Neuropathy and Chronic Back Pain
As many as ten percent of the world’s population are currently suffering from neuropathic pain. Chronic neuropathic pain, sometimes referred to as peripheral neuropathy and peripheral neuritis, does not go away and usually gets worse as the disease progresses.
How Does Neuropathic Pain Develop?
Neuropathic pain is different than other forms of pain. For example, when a person breaks their bone, the nerves located at the site of the break carry pain signals to the brain. But with neuropathic pain, the pain signals begin in the nerves themselves.
In most cases, neuropathy is caused when there is a dysfunction in the way nerves respond to trauma or an injury. The nerves tend to cause hypersensitivity to pain and send faulty signals to the brain even when the injury or trauma has healed. Most injuries usually begin in the peripheral or central nervous system.
Back Pain May Result In Neuropathy
Any type of pain that compresses a nerve can lead to neuropathy. A herniated disc is a good example of a back injury resulting in neuropathy. Other forms of neuropathic pain that originate in the spine or back may include:
- Sciatica or chronic pain that radiates down the leg
- Cervical radiculopathy or chronic pain that runs down the arm
- Failed back surgery, or any pain that occurs after surgery and persists
Other forms of neuropathy may be caused by regional pain syndrome, diabetes, injections, injuries, disease, substance abuse or exposure to toxins. It should be noted that the cause of neuropathy is not always apparent.
Early Treatment Is Critical
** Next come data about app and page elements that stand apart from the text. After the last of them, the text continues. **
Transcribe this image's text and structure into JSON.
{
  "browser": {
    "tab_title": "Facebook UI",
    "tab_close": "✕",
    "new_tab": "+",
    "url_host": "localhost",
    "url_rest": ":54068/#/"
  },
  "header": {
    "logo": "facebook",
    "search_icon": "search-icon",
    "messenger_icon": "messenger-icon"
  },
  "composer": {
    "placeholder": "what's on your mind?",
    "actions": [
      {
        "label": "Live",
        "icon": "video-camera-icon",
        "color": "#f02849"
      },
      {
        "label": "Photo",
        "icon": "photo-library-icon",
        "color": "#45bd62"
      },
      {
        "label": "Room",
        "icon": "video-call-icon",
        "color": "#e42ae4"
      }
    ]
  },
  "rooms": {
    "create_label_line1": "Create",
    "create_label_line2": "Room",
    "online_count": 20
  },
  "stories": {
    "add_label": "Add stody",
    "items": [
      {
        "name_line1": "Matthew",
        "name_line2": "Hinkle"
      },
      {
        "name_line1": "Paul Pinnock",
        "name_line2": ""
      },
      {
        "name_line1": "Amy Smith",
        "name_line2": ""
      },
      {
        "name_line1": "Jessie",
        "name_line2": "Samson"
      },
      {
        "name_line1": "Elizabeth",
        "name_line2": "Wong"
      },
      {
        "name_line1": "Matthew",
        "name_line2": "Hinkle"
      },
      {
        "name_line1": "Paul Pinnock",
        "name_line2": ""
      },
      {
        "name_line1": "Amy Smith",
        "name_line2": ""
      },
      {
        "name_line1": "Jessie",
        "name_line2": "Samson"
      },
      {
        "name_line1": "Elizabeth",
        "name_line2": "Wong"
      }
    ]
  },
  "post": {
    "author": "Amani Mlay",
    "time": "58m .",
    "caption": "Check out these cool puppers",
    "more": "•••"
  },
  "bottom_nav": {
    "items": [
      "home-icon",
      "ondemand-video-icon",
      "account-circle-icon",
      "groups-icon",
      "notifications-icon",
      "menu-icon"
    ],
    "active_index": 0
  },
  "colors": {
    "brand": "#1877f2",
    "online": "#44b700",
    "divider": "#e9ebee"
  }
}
When neuropathy pain is not addressed right away, it may get worse. Exposure to chronic pain may cause the central nervous system to become hypersensitive over time. This may result in central sensitization, or when even the slightest touch causes pain.
Neuropathy may also lead to other health problems, such as the inability to walk, difficulty sleeping, anxiety or depression, and social isolation.